In this context, it’s important to talk about the new mother. Well-known Psychoanalyst Donald Winnicott said that “The way to be a good mother is to be a good enough mother.”
Taking care of a baby takes a lot of physical and mental energy. This concept of “good enough mother” takes pressure off new mothers, who sometimes aim at “perfect parenting” which can be unrealistic and exhausting.
The good enough mother attends to the baby, provides a secure environment along with physical and emotional care. At the same time, she can feel strained and stretched, and needs space for self-care.
Real Parenting Vs Perfect Parenting
It’s only natural for a parent to make mistakes and learn from trial and error. Imperfect parenting is real and prepares the baby for what is to come. Life is anything but perfect, and children need to learn to deal with disappointments and frustrations.
Parents need to recognize that it’s perfectly fine to disengage with the baby for short periods, taking support from other adults to take care of themselves and recharge. This allows the parent to be calm and emotionally stable, which in turn is beneficial for the child.
It’s healthy for both the child and the parent when the caretaking of the child is balanced with self-care of the parent and allows for imperfections. This allows for parenting which is realistic for both the parent and child.
About the Author

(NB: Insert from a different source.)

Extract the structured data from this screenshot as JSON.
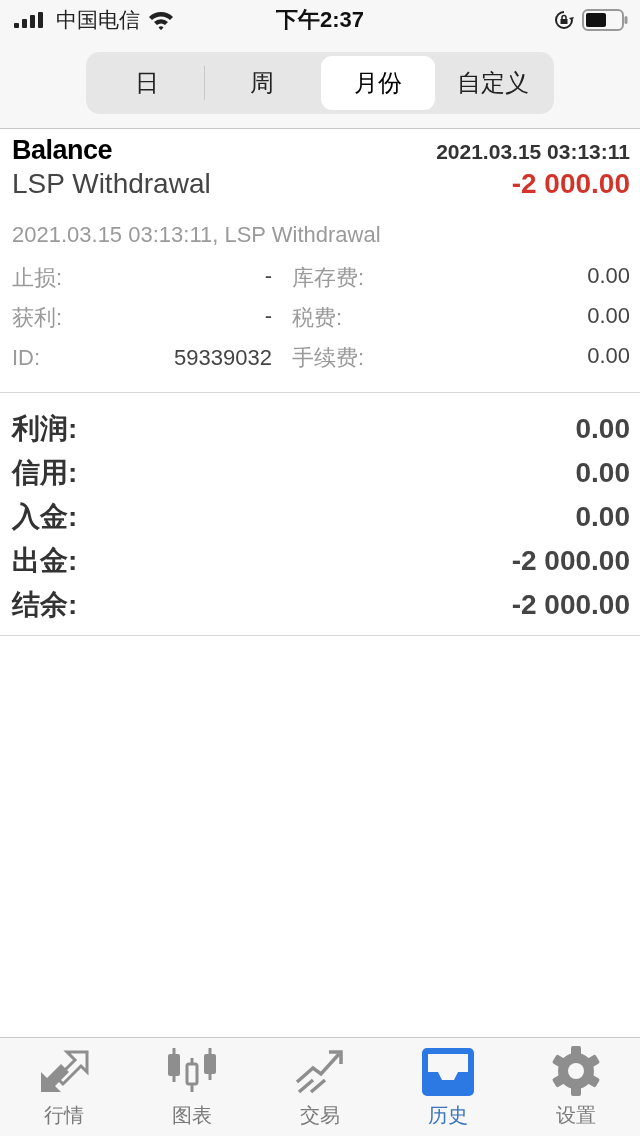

A psychotherapist practicing Transactional Analysis(TA) as her primary modality.
She is also trained in NLP, Gestalt and Psychodrama and integrates all these modalities in her work. She holds a post graduate degree in Management specializing in Human Resources. She practices individual therapy and group therapy.
She is passionate about working with parents and a lot of her work as a psychotherapist focuses on the relationship between parents and children. She also works with parents of children with special needs and with adults on the autism spectrum. Traveling and spending time with nature are some of the things she enjoys.